Adam Carolla: Why do NFL games and the Grammys need to be politicized?
For comedian Adam Carolla — who performs at Seattle’s Moore Theatre this Thursday — there was no question that he would remain on the straight and narrow path once hitting fame.
Carolla credits his age — he was in his early 30s by the time he reached success — as well as his humble beginnings for the reason that he never went off the deep end.
“By the time I got to show business, by the time I had any success at all, by the time I had made a nickel, I was already permanently humbled by my upbringing, my parents, my past, all the horrible jobs I had,” he said to KIRO Radio’s Dori Monson.
He also pointed out that his circle included people like Dr. Drew and Jimmy Kimmel, “who have a mentality of schoolteacher meets an accountant meets an airline pilot.”
Switching gears to discuss current hot topics, Carolla said that he does not see why every major event, from Aretha Franklin’s funeral to the Miss America competition, has to be politicized.
“The notion that every time there’s a hot mic and it’s open, you have to lean into it and express yourself politically is kind of getting old for anyone who’s at the event who wants to just enjoy the event,” he said.
Events like the Grammys and NFL games, he said, should be an escape from politics, and turning them into a political platform changes the experience.
“If you interrupt it with political rhetoric, it is taking away from what it is I am trying to do — so if I’d like to watch an NFL game, I’d like to watch an NFL game because I don’t want to think about politics for a few hours on a weekend,” he said. “And if I want to watch the Grammys, it’s because I don’t want to think about this.”
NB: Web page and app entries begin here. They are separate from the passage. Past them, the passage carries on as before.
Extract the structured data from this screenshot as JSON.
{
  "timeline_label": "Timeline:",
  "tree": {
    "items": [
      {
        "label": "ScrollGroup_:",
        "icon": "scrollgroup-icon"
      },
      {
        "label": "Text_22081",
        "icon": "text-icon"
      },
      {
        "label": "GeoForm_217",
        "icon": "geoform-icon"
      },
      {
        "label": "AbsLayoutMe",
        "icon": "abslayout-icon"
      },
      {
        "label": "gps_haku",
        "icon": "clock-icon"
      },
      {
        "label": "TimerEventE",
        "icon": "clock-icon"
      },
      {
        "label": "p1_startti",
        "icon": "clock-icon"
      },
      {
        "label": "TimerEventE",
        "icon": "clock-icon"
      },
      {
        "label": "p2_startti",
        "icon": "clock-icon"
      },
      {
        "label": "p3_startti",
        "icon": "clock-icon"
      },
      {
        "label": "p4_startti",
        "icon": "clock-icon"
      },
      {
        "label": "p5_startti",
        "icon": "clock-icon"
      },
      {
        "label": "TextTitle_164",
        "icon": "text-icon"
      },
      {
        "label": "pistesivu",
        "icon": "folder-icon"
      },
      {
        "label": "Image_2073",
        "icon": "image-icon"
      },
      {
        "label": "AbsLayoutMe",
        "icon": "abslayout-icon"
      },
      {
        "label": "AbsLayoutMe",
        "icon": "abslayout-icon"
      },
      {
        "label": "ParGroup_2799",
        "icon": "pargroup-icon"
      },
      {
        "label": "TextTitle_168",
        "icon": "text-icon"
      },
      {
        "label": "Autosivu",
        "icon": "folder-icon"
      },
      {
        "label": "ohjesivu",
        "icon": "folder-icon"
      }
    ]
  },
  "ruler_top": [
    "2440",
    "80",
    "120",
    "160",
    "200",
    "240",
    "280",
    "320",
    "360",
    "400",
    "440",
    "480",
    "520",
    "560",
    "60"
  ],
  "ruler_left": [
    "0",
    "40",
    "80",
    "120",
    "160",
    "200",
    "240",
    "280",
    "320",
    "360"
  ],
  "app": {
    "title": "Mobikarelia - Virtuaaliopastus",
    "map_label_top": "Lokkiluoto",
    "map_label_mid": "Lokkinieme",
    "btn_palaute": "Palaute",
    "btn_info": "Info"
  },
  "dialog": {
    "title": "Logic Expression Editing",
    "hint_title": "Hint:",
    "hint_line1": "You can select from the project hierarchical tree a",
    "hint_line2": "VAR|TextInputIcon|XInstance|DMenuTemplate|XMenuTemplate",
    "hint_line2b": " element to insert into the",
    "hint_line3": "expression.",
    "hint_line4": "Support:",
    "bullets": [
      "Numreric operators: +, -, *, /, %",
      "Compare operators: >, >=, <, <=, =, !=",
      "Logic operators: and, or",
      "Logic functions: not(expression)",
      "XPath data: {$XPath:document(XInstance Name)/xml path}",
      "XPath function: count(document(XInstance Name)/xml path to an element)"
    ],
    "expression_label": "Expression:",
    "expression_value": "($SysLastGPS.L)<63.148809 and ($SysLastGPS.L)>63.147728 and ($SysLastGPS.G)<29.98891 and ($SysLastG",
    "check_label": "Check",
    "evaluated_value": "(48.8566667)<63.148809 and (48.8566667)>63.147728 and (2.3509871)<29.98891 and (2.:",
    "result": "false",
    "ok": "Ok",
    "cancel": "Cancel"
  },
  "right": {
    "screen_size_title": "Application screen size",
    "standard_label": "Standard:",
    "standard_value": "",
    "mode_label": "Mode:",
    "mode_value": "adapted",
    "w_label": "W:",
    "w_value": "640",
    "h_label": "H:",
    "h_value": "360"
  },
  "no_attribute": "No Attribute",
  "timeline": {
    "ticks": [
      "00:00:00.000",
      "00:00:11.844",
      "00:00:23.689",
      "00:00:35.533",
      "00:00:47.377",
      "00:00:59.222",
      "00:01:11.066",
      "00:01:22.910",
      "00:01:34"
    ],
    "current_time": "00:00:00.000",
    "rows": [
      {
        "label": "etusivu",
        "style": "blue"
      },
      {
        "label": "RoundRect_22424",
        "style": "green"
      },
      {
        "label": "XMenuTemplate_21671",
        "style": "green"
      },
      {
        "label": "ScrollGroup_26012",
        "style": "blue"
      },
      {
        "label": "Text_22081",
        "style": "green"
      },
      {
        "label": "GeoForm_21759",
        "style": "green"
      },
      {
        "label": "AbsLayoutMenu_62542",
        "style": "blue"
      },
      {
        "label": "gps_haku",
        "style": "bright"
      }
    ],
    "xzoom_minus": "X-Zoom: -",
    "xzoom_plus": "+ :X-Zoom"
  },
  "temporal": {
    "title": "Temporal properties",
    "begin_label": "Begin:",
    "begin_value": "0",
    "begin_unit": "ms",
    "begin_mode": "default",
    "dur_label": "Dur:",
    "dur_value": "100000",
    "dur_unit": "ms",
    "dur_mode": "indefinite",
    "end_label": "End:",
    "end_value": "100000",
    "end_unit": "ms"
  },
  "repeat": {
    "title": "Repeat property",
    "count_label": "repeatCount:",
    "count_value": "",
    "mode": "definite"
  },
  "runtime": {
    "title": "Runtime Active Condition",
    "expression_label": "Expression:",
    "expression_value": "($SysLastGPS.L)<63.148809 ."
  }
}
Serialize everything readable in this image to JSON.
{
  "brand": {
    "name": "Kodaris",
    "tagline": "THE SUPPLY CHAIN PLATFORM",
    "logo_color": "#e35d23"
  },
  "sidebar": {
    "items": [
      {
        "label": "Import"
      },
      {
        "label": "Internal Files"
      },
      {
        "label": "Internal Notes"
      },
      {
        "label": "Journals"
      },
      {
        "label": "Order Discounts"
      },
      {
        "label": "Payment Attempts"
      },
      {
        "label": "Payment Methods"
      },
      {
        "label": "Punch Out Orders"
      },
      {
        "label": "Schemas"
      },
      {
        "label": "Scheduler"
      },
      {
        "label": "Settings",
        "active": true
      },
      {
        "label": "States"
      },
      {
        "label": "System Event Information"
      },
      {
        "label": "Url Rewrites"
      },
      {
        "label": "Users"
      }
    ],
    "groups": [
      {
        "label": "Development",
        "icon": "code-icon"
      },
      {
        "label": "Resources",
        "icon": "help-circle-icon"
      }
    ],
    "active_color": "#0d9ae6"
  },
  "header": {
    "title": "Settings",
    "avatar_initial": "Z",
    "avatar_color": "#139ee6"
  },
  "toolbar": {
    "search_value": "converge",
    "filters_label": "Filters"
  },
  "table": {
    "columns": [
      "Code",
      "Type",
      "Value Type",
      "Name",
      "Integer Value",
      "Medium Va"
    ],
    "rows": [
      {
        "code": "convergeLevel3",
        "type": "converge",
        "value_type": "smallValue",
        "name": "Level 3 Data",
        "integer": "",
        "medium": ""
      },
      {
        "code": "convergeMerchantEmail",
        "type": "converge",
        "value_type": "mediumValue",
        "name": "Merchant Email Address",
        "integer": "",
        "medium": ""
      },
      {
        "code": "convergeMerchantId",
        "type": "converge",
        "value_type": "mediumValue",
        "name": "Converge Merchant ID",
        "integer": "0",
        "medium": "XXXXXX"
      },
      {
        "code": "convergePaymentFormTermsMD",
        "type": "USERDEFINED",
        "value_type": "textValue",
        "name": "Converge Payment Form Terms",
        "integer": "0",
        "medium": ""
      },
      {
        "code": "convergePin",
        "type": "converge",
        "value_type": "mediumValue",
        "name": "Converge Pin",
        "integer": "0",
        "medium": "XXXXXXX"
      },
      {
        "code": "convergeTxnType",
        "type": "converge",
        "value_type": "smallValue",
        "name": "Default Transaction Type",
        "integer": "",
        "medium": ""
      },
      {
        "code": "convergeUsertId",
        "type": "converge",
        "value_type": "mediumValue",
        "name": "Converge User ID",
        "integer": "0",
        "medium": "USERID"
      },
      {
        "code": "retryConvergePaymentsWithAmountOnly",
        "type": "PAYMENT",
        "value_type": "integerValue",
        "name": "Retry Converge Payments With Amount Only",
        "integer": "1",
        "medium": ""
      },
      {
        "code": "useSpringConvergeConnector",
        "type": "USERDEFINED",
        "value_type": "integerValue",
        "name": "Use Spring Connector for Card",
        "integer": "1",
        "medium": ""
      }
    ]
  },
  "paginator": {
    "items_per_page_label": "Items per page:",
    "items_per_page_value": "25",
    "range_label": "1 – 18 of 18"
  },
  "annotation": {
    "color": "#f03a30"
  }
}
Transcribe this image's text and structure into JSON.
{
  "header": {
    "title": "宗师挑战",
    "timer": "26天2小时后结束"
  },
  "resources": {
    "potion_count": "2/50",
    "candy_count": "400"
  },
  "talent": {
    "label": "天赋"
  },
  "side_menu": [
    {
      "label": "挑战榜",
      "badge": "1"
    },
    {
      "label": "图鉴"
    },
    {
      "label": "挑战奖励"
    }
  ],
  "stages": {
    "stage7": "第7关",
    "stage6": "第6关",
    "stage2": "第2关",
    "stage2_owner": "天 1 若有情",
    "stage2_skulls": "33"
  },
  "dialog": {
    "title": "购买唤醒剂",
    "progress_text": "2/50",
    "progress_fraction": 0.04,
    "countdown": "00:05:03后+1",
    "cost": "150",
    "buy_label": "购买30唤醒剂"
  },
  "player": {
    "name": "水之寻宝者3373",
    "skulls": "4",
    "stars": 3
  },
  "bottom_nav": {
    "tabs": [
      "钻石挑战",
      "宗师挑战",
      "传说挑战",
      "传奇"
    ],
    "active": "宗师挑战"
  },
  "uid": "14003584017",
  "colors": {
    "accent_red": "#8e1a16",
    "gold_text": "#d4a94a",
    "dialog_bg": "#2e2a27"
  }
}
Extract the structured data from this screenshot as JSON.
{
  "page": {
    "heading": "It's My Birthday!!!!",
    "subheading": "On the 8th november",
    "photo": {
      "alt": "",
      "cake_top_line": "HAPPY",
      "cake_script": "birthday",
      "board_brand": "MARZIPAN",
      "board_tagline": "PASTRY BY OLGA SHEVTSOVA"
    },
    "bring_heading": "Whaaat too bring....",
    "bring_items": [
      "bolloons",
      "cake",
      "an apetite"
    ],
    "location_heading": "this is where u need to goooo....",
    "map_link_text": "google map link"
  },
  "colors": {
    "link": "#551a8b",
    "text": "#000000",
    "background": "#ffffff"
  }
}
He compared it to a host at the Cheesecake Factory calling, “Johnson — party of four” into the microphone, and then using the opportunity of having people’s attention to shout out an insult aimed at President Trump.
Similarly, he said, people should not try to look for political drama in non-political events, such as Serena Williams accusing an umpire of sexism at the US Open. He pointed out that he has 12-year-old twins, a girl and a boy, whom he disciplines purely on the basis of behavior. He happens to discipline the girl more, he said, but that is because she steps out of line more often.
“If she called it sexist, it would be impossible to discipline her — there’s just a set of rules,” he said. “Now, if I disciplined her constantly, and never disciplined him and said, ‘It’s because you’re a girl,’ then it is sexist.”
Next up for Carolla is the release of his new film, “No Safe Spaces” in the spring. The film, created by Carolla and radio talk show host Dennis Prager, examines the lack of tolerance on college campuses for freedom of speech, posing the theory that so called “diversity-embracing” students actually have an acceptance for only one type of political viewpoint.
“It’s really strong, there’s lots of interesting voices in it from the right and the left, and everyone is giving their take on the same subject,” Carolla said.
Adam Carolla will give a performance at the Moore Theatre this Thursday, Sept. 13, at 8 p.m. For tickets, click here.